Usability and reach are the determining factors behind our choice of how to produce a digital Periegesis, though other important factors like efficiency, sustainability, collaboration and transparency have also played a role. Too often new digital initiatives devote time and money to building bespoke new applications that tend to “reinvent the wheel” or at least duplicate on-going efforts, which also lead to the unwelcome further stratification of resources. We have taken a contrary approach that puts the emphasis on the reuse and extension of data and tools that have already been produced and that have a community around them. Not only does this mean working closely with other groups; the Digital Periegesis will, we believe, greatly benefit from being located within a landscape of like-minded resources, as well as enabling us to concentrate on meeting the aims of our project.
There are three key background elements to our digital exploration of Pausanias. First, we use the text of the Periegesis from the Perseus Classical Library (specifically from their newly-launched Scaife viewer, recently reviewed for the Society of Classical Studies here). We use two forms of the text: its plaintext format for the English translation, and the TEI text for the Greek. While the translation of Pausanias is out-dated and not entirely satisfactory, both of these texts are openly licensed (in CC-BY) for reuse. For us, the benefits of being able to take the text and (re)use it as the basis for digital analysis far outweighs other considerations (such as of accuracy of contemporary English idiom), particularly when we are focused on analysing specific features within it, i.e. the category of place and other spatial concepts. (For similar comments on using the Perseus text of Herodotus, see Barker et al. 2010.)
The second key element is the platform in and with which we explore the text itself, the open-source Web-based platform Recogito developed by Pelagios. Recogito enables the user to easily upload texts (as well as images and tables), which can then be marked up with additional information, primarily about the places mentioned. Using a global network of gazetteers such as Pleiades (which covers the ancient world), Recogito enables the user to not only identify a character string such as “A-t-h-e-n-s” as a place, but also then to align that reference to an appropriate authority file, so that one, for example, can disambiguate between the “Athens” of Pausanias’s period and “Athens, Georgia” the hometown of the band REM. This is done by using what are known as Uniform Resource Identifiers, or URIs, essentially “social security numbers” for places, which allow them to be disambiguated from each other. The URI for classical Athens, for example, is 579885, or, giving the full web address: https://pleiades.stoa.org/places/579885.
Third, and following on from this: semantic annotation in Recogito conforms to a Linked Open Data model for connecting online resources.
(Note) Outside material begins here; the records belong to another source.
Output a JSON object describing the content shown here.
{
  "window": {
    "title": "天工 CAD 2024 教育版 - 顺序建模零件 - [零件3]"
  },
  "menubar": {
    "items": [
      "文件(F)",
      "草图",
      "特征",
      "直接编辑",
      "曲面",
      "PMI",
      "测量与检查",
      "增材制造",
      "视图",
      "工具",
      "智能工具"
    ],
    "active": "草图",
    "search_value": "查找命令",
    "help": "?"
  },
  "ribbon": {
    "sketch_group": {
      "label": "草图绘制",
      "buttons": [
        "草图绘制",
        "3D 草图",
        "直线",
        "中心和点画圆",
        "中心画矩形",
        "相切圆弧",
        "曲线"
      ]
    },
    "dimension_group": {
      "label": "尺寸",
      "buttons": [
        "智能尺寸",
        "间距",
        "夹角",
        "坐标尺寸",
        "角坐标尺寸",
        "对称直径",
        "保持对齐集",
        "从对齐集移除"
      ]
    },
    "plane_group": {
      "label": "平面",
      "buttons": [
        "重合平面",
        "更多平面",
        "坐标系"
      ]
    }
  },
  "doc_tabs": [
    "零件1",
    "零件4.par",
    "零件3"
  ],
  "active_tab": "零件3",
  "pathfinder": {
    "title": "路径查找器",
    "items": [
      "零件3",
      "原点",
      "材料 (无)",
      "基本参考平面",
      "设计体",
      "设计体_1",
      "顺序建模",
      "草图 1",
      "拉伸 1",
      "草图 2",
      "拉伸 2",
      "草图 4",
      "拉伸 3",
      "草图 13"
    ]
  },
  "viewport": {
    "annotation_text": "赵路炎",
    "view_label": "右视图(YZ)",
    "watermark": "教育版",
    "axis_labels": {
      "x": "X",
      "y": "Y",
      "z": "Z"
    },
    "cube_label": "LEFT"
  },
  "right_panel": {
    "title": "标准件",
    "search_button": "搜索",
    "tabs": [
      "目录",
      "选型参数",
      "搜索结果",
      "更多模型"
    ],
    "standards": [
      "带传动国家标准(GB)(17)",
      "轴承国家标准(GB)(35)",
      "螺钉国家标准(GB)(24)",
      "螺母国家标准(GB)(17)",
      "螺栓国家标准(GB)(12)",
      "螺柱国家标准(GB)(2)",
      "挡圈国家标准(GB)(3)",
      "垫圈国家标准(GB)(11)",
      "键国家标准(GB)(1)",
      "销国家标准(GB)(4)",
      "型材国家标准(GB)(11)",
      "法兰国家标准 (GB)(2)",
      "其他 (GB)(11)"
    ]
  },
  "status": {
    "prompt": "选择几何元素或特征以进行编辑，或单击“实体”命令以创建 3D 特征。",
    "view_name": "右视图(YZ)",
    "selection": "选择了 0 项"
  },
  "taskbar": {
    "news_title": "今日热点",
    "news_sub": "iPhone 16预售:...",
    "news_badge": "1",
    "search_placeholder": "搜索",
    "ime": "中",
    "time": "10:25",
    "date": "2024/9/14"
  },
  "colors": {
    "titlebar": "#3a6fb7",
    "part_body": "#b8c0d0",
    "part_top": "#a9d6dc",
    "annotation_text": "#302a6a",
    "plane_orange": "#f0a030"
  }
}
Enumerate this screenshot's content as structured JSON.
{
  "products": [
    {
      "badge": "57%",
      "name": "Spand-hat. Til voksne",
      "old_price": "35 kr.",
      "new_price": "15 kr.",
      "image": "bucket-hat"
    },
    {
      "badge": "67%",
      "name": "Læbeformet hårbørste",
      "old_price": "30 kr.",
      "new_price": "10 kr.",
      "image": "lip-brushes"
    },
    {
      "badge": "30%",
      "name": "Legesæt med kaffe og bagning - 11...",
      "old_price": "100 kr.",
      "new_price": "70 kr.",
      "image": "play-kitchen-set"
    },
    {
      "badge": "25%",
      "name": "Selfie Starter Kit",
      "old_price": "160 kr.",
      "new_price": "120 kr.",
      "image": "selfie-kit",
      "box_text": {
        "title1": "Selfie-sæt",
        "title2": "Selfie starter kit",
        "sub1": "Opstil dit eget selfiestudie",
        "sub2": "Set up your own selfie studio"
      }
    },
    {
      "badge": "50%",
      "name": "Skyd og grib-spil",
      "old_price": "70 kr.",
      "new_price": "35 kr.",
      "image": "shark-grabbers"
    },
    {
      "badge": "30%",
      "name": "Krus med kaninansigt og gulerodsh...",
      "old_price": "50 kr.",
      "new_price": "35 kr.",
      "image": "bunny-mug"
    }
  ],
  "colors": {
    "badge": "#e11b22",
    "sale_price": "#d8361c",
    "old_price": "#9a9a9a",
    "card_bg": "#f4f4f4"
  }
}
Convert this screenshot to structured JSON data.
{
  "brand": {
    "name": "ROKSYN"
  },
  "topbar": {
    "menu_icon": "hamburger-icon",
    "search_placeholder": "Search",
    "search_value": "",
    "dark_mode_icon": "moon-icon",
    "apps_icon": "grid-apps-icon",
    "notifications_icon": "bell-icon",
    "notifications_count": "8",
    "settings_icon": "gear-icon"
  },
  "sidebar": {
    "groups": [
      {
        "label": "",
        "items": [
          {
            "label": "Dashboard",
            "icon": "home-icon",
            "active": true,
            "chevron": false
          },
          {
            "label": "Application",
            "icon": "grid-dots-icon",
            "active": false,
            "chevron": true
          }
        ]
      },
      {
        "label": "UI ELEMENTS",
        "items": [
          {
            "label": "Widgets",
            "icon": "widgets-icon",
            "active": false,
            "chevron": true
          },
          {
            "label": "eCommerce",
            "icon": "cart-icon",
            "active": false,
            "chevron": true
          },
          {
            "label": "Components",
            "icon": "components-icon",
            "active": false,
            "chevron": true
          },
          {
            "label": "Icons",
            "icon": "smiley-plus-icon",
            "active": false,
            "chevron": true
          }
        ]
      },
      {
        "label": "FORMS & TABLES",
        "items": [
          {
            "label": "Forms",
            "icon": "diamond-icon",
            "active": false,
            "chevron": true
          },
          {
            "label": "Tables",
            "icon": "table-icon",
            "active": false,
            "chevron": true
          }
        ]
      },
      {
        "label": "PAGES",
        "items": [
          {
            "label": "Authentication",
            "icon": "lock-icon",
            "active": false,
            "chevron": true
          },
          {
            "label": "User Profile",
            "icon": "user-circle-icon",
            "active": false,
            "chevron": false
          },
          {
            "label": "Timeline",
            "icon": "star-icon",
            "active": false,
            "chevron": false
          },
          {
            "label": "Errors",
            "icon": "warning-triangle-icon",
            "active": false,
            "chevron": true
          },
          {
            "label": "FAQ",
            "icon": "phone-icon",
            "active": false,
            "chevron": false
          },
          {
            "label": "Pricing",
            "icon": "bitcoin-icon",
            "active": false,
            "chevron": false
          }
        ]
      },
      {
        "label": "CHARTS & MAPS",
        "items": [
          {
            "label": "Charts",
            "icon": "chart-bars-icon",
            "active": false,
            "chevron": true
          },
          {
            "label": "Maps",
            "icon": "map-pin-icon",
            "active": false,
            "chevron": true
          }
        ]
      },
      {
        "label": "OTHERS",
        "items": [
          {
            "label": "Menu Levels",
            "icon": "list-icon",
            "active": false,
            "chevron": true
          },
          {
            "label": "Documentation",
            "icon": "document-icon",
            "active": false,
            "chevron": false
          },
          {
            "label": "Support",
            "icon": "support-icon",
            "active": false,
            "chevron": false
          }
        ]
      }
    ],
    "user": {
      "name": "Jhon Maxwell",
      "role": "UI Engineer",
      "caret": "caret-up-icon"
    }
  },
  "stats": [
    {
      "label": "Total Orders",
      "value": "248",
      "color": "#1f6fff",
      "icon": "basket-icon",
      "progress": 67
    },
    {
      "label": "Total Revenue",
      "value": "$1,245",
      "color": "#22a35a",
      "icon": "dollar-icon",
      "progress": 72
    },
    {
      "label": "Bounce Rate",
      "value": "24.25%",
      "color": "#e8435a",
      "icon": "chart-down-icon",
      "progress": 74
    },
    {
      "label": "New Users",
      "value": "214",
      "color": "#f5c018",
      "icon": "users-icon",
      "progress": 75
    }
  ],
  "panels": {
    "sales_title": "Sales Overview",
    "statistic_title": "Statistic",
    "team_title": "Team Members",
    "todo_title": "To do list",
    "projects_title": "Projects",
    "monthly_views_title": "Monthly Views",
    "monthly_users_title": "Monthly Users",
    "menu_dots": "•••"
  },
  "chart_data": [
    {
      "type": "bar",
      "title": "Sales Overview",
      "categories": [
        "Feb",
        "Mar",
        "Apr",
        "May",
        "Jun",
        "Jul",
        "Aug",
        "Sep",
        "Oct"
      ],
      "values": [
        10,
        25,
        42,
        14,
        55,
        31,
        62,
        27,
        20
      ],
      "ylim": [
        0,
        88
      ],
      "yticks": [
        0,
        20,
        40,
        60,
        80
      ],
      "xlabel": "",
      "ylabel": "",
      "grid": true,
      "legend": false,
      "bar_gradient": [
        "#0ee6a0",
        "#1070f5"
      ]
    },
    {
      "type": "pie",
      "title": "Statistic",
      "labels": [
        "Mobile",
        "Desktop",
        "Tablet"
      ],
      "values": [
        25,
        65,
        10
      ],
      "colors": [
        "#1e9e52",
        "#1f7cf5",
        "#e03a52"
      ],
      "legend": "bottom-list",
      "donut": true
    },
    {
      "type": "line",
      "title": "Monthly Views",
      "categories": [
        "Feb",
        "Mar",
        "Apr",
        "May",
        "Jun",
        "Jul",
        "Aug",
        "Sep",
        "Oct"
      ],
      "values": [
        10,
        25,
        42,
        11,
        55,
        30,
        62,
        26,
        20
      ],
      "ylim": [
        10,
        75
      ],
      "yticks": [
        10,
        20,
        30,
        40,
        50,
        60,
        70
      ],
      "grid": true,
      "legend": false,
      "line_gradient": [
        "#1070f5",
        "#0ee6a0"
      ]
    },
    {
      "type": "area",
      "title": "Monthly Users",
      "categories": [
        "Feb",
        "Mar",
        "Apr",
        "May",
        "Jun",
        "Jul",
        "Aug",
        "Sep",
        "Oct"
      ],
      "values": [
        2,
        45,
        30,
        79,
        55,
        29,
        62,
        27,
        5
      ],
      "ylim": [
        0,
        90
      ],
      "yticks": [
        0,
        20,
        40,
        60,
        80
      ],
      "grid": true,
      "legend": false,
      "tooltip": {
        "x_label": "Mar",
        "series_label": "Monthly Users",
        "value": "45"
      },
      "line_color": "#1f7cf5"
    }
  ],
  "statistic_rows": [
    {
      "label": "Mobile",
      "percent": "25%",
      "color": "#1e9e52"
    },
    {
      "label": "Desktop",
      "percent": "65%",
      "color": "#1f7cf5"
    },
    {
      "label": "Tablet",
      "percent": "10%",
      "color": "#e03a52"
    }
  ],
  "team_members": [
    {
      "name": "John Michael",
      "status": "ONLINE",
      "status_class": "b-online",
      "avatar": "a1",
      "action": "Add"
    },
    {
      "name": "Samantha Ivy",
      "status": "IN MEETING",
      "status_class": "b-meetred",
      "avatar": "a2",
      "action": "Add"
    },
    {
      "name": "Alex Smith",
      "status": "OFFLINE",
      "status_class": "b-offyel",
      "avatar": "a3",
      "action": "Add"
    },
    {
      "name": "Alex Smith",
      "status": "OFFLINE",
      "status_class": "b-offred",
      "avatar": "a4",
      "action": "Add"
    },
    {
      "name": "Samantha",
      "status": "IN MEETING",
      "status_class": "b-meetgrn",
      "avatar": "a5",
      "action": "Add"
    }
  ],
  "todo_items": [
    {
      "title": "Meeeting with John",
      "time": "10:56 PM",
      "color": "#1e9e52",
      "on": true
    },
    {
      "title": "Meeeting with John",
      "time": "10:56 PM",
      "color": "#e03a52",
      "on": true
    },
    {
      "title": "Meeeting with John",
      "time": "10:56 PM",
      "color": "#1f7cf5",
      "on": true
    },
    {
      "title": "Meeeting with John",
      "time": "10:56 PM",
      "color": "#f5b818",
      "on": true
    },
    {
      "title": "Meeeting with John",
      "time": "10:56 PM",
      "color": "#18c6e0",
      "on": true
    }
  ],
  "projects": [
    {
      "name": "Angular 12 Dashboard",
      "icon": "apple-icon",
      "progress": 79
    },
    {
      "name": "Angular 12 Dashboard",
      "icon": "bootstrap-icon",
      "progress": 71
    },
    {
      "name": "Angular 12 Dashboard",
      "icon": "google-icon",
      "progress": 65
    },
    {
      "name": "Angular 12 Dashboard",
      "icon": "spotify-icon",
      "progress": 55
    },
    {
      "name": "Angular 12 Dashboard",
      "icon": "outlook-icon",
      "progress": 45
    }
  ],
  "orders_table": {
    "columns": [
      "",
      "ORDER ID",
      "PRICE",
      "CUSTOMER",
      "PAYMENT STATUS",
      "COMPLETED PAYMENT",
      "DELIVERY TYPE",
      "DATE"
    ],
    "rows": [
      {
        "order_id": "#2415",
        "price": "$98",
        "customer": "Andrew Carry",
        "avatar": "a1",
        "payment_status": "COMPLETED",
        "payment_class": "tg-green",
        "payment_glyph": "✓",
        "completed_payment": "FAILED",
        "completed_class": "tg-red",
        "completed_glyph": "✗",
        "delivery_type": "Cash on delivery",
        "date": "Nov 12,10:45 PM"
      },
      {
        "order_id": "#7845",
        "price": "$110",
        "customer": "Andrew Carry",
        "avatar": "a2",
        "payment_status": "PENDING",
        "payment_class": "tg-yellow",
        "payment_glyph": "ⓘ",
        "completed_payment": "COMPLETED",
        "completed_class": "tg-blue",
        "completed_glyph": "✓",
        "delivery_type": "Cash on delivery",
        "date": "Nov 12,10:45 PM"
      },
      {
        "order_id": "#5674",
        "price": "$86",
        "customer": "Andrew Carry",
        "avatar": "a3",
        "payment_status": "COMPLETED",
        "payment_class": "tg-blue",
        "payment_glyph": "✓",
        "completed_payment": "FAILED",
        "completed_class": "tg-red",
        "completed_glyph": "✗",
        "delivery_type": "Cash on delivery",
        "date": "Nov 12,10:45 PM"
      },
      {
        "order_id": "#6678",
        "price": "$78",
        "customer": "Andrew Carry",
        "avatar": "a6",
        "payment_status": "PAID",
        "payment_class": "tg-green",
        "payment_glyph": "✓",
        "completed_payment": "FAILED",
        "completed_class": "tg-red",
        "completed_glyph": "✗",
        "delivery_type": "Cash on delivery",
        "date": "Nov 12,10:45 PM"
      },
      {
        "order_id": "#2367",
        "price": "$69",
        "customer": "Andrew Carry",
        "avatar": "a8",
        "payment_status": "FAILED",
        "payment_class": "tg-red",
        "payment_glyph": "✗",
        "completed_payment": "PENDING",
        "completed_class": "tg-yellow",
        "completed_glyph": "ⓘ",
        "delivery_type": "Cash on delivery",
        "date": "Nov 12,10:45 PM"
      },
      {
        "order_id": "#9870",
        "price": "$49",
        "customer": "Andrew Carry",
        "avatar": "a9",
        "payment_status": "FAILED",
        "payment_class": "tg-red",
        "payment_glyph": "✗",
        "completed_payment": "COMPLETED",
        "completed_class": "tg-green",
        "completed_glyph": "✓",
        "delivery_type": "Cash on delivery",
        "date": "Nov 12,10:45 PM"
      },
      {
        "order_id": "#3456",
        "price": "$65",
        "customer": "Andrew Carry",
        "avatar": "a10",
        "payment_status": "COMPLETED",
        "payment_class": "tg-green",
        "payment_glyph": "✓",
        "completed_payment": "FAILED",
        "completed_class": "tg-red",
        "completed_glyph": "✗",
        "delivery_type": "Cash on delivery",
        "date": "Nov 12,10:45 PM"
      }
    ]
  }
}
The two-step process of annotation noted above—where one asserts that a character string in the document represents a place entity and then aligns that reference to the global authority gazetteer on that place—enables the creation of a data format known as RDF, which is one of the outputs that Recogito produces. This means that by working on Pausanias in Recogito we will be able to connect our Digital Periegesis to other resources that hold information about the places referenced in the text. So, for example, if we use the Pleiades URI for Athens for references to this place in Pausanias, we will then be able to link to other resources that do the same. (For a prototype application of what a linked data ecosystem might look like, see Pelagios’s Peripleo search tool and the report on its use by Chiara Palladino here.) This will, in turn, enable the comparison of Pausanias’s deep description of various sites (the Athenian Agora, or Corinth, for example) to the archaeological data found there and the plans of them produced in modern research.
As part of a growing community, Recogito currently has c.3,000 regular users, who have produced c.1.90 million annotations. Having uploaded our different versions of Pausanias’s ten books to Recogito to work on directly, we are currently creating semantic annotations to do with place which essentially treats the text itself as a database of information. If you would like to check on our progress, our documents are open to read, both the plaintext English version and the Greek TEI version. Better still, contact us and get involved!